[Data for the task Boundary: Start]

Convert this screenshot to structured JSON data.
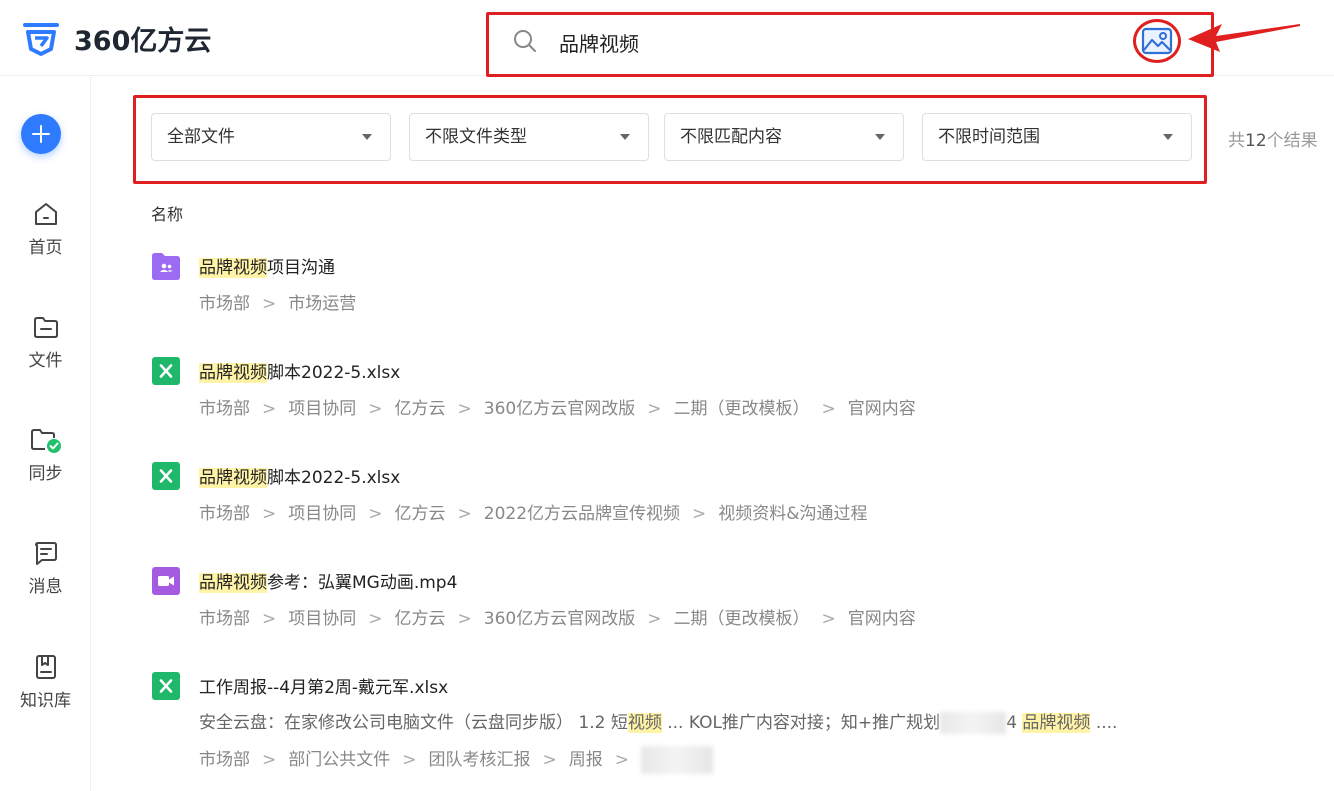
{
  "app": {
    "logo_text": "360亿方云",
    "brand_color": "#2f7bff"
  },
  "search": {
    "query": "品牌视频"
  },
  "sidebar": {
    "items": [
      {
        "label": "首页",
        "icon": "home-icon"
      },
      {
        "label": "文件",
        "icon": "folder-icon"
      },
      {
        "label": "同步",
        "icon": "sync-folder-icon"
      },
      {
        "label": "消息",
        "icon": "message-icon"
      },
      {
        "label": "知识库",
        "icon": "knowledge-base-icon"
      }
    ]
  },
  "filters": {
    "scope": "全部文件",
    "type": "不限文件类型",
    "match": "不限匹配内容",
    "time": "不限时间范围",
    "result_prefix": "共",
    "result_count": "12",
    "result_suffix": "个结果"
  },
  "list": {
    "header": "名称",
    "files": [
      {
        "icon": "shared-folder-icon",
        "highlight": "品牌视频",
        "rest": "项目沟通",
        "path": [
          "市场部",
          "市场运营"
        ]
      },
      {
        "icon": "excel-icon",
        "highlight": "品牌视频",
        "rest": "脚本2022-5.xlsx",
        "path": [
          "市场部",
          "项目协同",
          "亿方云",
          "360亿方云官网改版",
          "二期（更改模板）",
          "官网内容"
        ]
      },
      {
        "icon": "excel-icon",
        "highlight": "品牌视频",
        "rest": "脚本2022-5.xlsx",
        "path": [
          "市场部",
          "项目协同",
          "亿方云",
          "2022亿方云品牌宣传视频",
          "视频资料&沟通过程"
        ]
      },
      {
        "icon": "video-icon",
        "highlight": "品牌视频",
        "rest": "参考：弘翼MG动画.mp4",
        "path": [
          "市场部",
          "项目协同",
          "亿方云",
          "360亿方云官网改版",
          "二期（更改模板）",
          "官网内容"
        ]
      },
      {
        "icon": "excel-icon",
        "name": "工作周报--4月第2周-戴元军.xlsx",
        "snippet": {
          "a": "安全云盘：在家修改公司电脑文件（云盘同步版） 1.2 短",
          "b": "视频",
          "c": " ... KOL推广内容对接；知+推广规划",
          "d": "4 ",
          "e": "品牌视频",
          "f": " ...."
        },
        "path": [
          "市场部",
          "部门公共文件",
          "团队考核汇报",
          "周报"
        ]
      }
    ]
  }
}
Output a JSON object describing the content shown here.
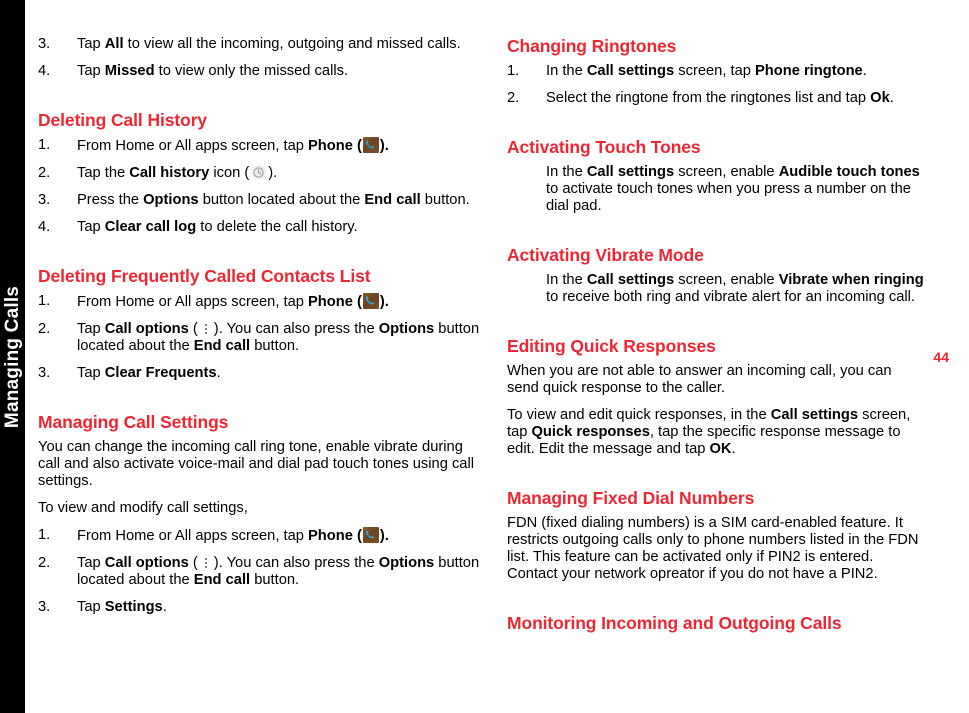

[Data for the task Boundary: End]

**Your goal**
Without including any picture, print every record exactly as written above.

**Answer area**
Convert this screenshot to structured JSON data.
{
  "app": {
    "logo_text": "360亿方云",
    "brand_color": "#2f7bff"
  },
  "search": {
    "query": "品牌视频"
  },
  "sidebar": {
    "items": [
      {
        "label": "首页",
        "icon": "home-icon"
      },
      {
        "label": "文件",
        "icon": "folder-icon"
      },
      {
        "label": "同步",
        "icon": "sync-folder-icon"
      },
      {
        "label": "消息",
        "icon": "message-icon"
      },
      {
        "label": "知识库",
        "icon": "knowledge-base-icon"
      }
    ]
  },
  "filters": {
    "scope": "全部文件",
    "type": "不限文件类型",
    "match": "不限匹配内容",
    "time": "不限时间范围",
    "result_prefix": "共",
    "result_count": "12",
    "result_suffix": "个结果"
  },
  "list": {
    "header": "名称",
    "files": [
      {
        "icon": "shared-folder-icon",
        "highlight": "品牌视频",
        "rest": "项目沟通",
        "path": [
          "市场部",
          "市场运营"
        ]
      },
      {
        "icon": "excel-icon",
        "highlight": "品牌视频",
        "rest": "脚本2022-5.xlsx",
        "path": [
          "市场部",
          "项目协同",
          "亿方云",
          "360亿方云官网改版",
          "二期（更改模板）",
          "官网内容"
        ]
      },
      {
        "icon": "excel-icon",
        "highlight": "品牌视频",
        "rest": "脚本2022-5.xlsx",
        "path": [
          "市场部",
          "项目协同",
          "亿方云",
          "2022亿方云品牌宣传视频",
          "视频资料&沟通过程"
        ]
      },
      {
        "icon": "video-icon",
        "highlight": "品牌视频",
        "rest": "参考：弘翼MG动画.mp4",
        "path": [
          "市场部",
          "项目协同",
          "亿方云",
          "360亿方云官网改版",
          "二期（更改模板）",
          "官网内容"
        ]
      },
      {
        "icon": "excel-icon",
        "name": "工作周报--4月第2周-戴元军.xlsx",
        "snippet": {
          "a": "安全云盘：在家修改公司电脑文件（云盘同步版） 1.2 短",
          "b": "视频",
          "c": " ... KOL推广内容对接；知+推广规划",
          "d": "4 ",
          "e": "品牌视频",
          "f": " ...."
        },
        "path": [
          "市场部",
          "部门公共文件",
          "团队考核汇报",
          "周报"
        ]
      }
    ]
  }
}
Output a JSON object describing the content shown here.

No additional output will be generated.